With everything mixed, it's time to add in the crabmeat. Be sure to do this last to ensure that the crab doesn't get broken down too much while you're mixing everything else.

Add the meat in, and gently fold until it's coated and distributed. Reserve a few prime pieces to display on top. If you're taking this creamy crab pasta salad to a party, definitely don't skip that step!

One important thing to note is that regardless of whether you opted for pre-shelled or if you cracked those crab legs yourself, it's important to ensure there's no leftover shell in your pasta salad.

Crab shells tend to stick to skin, so simply move the meat around in your palm to check for sharp bits, then add it in.

Chill the pasta salad, then serve and enjoy

All that's left to do is cool the salad. We'll be honest: We tried a bite straight after it was mixed, and it was delicious! But it's even better after 30 minutes of chill time in the fridge.

You can certainly prep it ahead longer than that, but it is best on the first day. We'd recommend prepping it in the morning and keeping it covered and stored in the fridge until you're ready to serve.

For leftovers, you can enjoy your pasta salad for up to three days if kept cold. When you're ready to serve, be sure to sprinkle on a bit of fresh parsley, and then watch your bowl of creamy crab pasta salad with black olives disappear before your very eyes.
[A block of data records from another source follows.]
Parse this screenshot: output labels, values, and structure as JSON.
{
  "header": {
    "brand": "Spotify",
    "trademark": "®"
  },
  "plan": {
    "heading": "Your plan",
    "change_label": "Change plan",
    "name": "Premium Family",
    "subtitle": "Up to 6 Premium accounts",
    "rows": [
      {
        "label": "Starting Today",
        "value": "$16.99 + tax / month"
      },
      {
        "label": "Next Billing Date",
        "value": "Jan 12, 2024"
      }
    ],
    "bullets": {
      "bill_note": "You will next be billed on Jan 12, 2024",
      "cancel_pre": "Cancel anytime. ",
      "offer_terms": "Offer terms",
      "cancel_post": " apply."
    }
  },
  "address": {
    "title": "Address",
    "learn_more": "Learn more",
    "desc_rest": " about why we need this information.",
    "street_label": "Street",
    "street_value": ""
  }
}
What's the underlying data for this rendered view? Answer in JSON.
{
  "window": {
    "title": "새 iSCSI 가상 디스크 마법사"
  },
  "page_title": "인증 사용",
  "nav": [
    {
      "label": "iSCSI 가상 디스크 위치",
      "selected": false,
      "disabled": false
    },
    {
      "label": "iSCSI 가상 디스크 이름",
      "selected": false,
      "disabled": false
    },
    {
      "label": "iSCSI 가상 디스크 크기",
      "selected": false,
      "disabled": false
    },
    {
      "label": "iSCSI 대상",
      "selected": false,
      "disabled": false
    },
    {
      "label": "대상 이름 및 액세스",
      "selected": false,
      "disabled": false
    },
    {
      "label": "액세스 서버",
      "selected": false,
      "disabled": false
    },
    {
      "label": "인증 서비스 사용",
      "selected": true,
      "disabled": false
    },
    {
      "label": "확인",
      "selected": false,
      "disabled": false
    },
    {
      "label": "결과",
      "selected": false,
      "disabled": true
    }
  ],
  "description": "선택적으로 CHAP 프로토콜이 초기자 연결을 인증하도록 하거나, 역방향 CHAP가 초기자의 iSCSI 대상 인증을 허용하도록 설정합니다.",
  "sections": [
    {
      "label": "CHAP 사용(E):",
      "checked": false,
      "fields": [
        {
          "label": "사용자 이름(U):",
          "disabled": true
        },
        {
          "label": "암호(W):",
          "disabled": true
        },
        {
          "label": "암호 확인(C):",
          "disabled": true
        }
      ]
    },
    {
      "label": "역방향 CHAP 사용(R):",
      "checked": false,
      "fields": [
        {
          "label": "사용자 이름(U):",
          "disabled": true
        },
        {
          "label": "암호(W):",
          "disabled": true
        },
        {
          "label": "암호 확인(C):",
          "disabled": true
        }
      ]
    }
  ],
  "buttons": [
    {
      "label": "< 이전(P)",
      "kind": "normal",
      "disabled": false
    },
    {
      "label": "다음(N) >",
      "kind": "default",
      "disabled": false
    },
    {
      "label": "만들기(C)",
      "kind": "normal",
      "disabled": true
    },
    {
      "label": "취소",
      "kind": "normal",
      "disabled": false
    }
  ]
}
Creamy Crab Pasta Salad Recipe
5 from 42 ratings
Whether you're hosting or attending a summer cookout, this creamy crab pasta salad with black olives and sun-dried tomatoes is a welcome addition.
Prep Time
Cook Time
forkful of pasta salad
Total time: 14 minutes
  • 5 sun-dried tomatoes
  • ¾ pound pasta
  • 1 cup mayonnaise
  • 1 teaspoon ground cumin
  • ½ teaspoon kosher salt
  • 2 tablespoons red wine vinegar
  • ¼ cup red onion, finely diced
  • 2 tablespoons parsley, chopped
  • ¾ cups olives, sliced
  • 8 ounces crabmeat
  1. Bring a large pot of salted water to a boil. When the water is boiling, ladle a scoop or two over the sun-dried tomatoes in a heat-proof bowl, and set it aside. (If sun-dried tomatoes are in oil, skip the soaking step.)
  2. Add the pasta to the remaining boiling water, and cook according to package instructions until it's al dente.
  3. Drain and rinse the pasta with cold water, then set aside to cool completely.
  4. Combine the mayonnaise, ground cumin, salt, and red wine vinegar in a large bowl, and whisk until smooth and creamy.
  5. Finely dice your onion and parsley, and slice the olives. Then, add them to the bowl with the dressing.
  6. Remove the sun-dried tomatoes from the water, and gently pat them dry to remove excess moisture. Slice thinly, then add to the dressing.
  7. Stir to combine the add-ins with the dressing until lightly coated, then add in the cool pasta, and stir again to coat.
  8. Pick through the crabmeat to remove any shells, and add it to the pasta salad. Fold the crab in gently.
  9. Chill at least 30 minutes, then serve cold.
Calories per Serving 403
Total Fat 24.5 g
Saturated Fat 3.7 g
Trans Fat 0.0 g
Cholesterol 38.8 mg
Total Carbohydrates 33.9 g
Dietary Fiber 2.1 g
Total Sugars 1.8 g
Sodium 425.9 mg
Protein 11.0 g
The information shown is Edamam’s estimate based on available ingredients and preparation. It should not be considered a substitute for a professional nutritionist’s advice.
Rate this recipe